§ TASK DATA:
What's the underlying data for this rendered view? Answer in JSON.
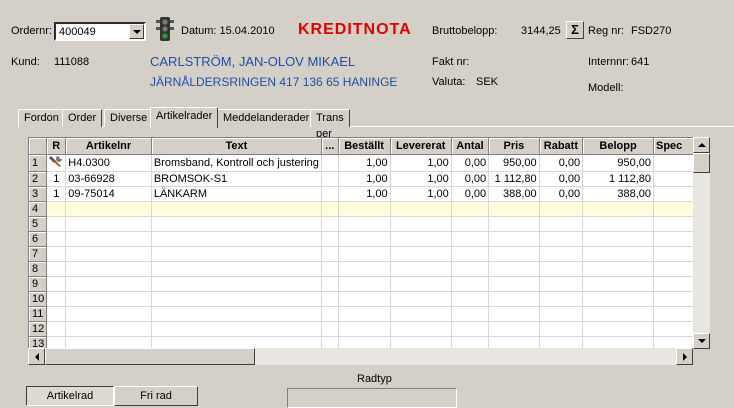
{
  "header": {
    "ordernr_label": "Ordernr:",
    "ordernr_value": "400049",
    "datum": "Datum: 15.04.2010",
    "doc_type": "KREDITNOTA",
    "brutto_label": "Bruttobelopp:",
    "brutto_value": "3144,25",
    "sum_symbol": "Σ",
    "regnr_label": "Reg nr:",
    "regnr_value": "FSD270",
    "kund_label": "Kund:",
    "kund_value": "111088",
    "customer_name": "CARLSTRÖM, JAN-OLOV MIKAEL",
    "customer_address": "JÄRNÅLDERSRINGEN 417 136 65 HANINGE",
    "fakt_label": "Fakt nr:",
    "internnr_label": "Internnr:",
    "internnr_value": "641",
    "valuta_label": "Valuta:",
    "valuta_value": "SEK",
    "modell_label": "Modell:",
    "status_color_active": "#2e9a2e"
  },
  "tabs": [
    {
      "label": "Fordon"
    },
    {
      "label": "Order"
    },
    {
      "label": "Diverse"
    },
    {
      "label": "Artikelrader",
      "active": true
    },
    {
      "label": "Meddelanderader"
    },
    {
      "label": "Trans per order"
    }
  ],
  "grid": {
    "columns": [
      "R",
      "Artikelnr",
      "Text",
      "...",
      "Beställt",
      "Levererat",
      "Antal",
      "Pris",
      "Rabatt",
      "Belopp",
      "Spec"
    ],
    "rows": [
      {
        "n": "1",
        "r": "",
        "artikelnr": "H4.0300",
        "text": "Bromsband, Kontroll och justering",
        "bestallt": "1,00",
        "levererat": "1,00",
        "antal": "0,00",
        "pris": "950,00",
        "rabatt": "0,00",
        "belopp": "950,00",
        "spec": ""
      },
      {
        "n": "2",
        "r": "1",
        "artikelnr": "03-66928",
        "text": "BROMSOK-S1",
        "bestallt": "1,00",
        "levererat": "1,00",
        "antal": "0,00",
        "pris": "1 112,80",
        "rabatt": "0,00",
        "belopp": "1 112,80",
        "spec": ""
      },
      {
        "n": "3",
        "r": "1",
        "artikelnr": "09-75014",
        "text": "LÄNKARM",
        "bestallt": "1,00",
        "levererat": "1,00",
        "antal": "0,00",
        "pris": "388,00",
        "rabatt": "0,00",
        "belopp": "388,00",
        "spec": ""
      },
      {
        "n": "4"
      },
      {
        "n": "5"
      },
      {
        "n": "6"
      },
      {
        "n": "7"
      },
      {
        "n": "8"
      },
      {
        "n": "9"
      },
      {
        "n": "10"
      },
      {
        "n": "11"
      },
      {
        "n": "12"
      },
      {
        "n": "13"
      }
    ]
  },
  "bottom": {
    "radtyp_label": "Radtyp",
    "artikelrad": "Artikelrad",
    "fri_rad": "Fri rad"
  }
}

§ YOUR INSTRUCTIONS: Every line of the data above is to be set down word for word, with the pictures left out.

§ ANSWER SPACE:
What's the underlying data for this rendered view? Answer in JSON.
{
  "header": {
    "ordernr_label": "Ordernr:",
    "ordernr_value": "400049",
    "datum": "Datum: 15.04.2010",
    "doc_type": "KREDITNOTA",
    "brutto_label": "Bruttobelopp:",
    "brutto_value": "3144,25",
    "sum_symbol": "Σ",
    "regnr_label": "Reg nr:",
    "regnr_value": "FSD270",
    "kund_label": "Kund:",
    "kund_value": "111088",
    "customer_name": "CARLSTRÖM, JAN-OLOV MIKAEL",
    "customer_address": "JÄRNÅLDERSRINGEN 417 136 65 HANINGE",
    "fakt_label": "Fakt nr:",
    "internnr_label": "Internnr:",
    "internnr_value": "641",
    "valuta_label": "Valuta:",
    "valuta_value": "SEK",
    "modell_label": "Modell:",
    "status_color_active": "#2e9a2e"
  },
  "tabs": [
    {
      "label": "Fordon"
    },
    {
      "label": "Order"
    },
    {
      "label": "Diverse"
    },
    {
      "label": "Artikelrader",
      "active": true
    },
    {
      "label": "Meddelanderader"
    },
    {
      "label": "Trans per order"
    }
  ],
  "grid": {
    "columns": [
      "R",
      "Artikelnr",
      "Text",
      "...",
      "Beställt",
      "Levererat",
      "Antal",
      "Pris",
      "Rabatt",
      "Belopp",
      "Spec"
    ],
    "rows": [
      {
        "n": "1",
        "r": "",
        "artikelnr": "H4.0300",
        "text": "Bromsband, Kontroll och justering",
        "bestallt": "1,00",
        "levererat": "1,00",
        "antal": "0,00",
        "pris": "950,00",
        "rabatt": "0,00",
        "belopp": "950,00",
        "spec": ""
      },
      {
        "n": "2",
        "r": "1",
        "artikelnr": "03-66928",
        "text": "BROMSOK-S1",
        "bestallt": "1,00",
        "levererat": "1,00",
        "antal": "0,00",
        "pris": "1 112,80",
        "rabatt": "0,00",
        "belopp": "1 112,80",
        "spec": ""
      },
      {
        "n": "3",
        "r": "1",
        "artikelnr": "09-75014",
        "text": "LÄNKARM",
        "bestallt": "1,00",
        "levererat": "1,00",
        "antal": "0,00",
        "pris": "388,00",
        "rabatt": "0,00",
        "belopp": "388,00",
        "spec": ""
      },
      {
        "n": "4"
      },
      {
        "n": "5"
      },
      {
        "n": "6"
      },
      {
        "n": "7"
      },
      {
        "n": "8"
      },
      {
        "n": "9"
      },
      {
        "n": "10"
      },
      {
        "n": "11"
      },
      {
        "n": "12"
      },
      {
        "n": "13"
      }
    ]
  },
  "bottom": {
    "radtyp_label": "Radtyp",
    "artikelrad": "Artikelrad",
    "fri_rad": "Fri rad"
  }
}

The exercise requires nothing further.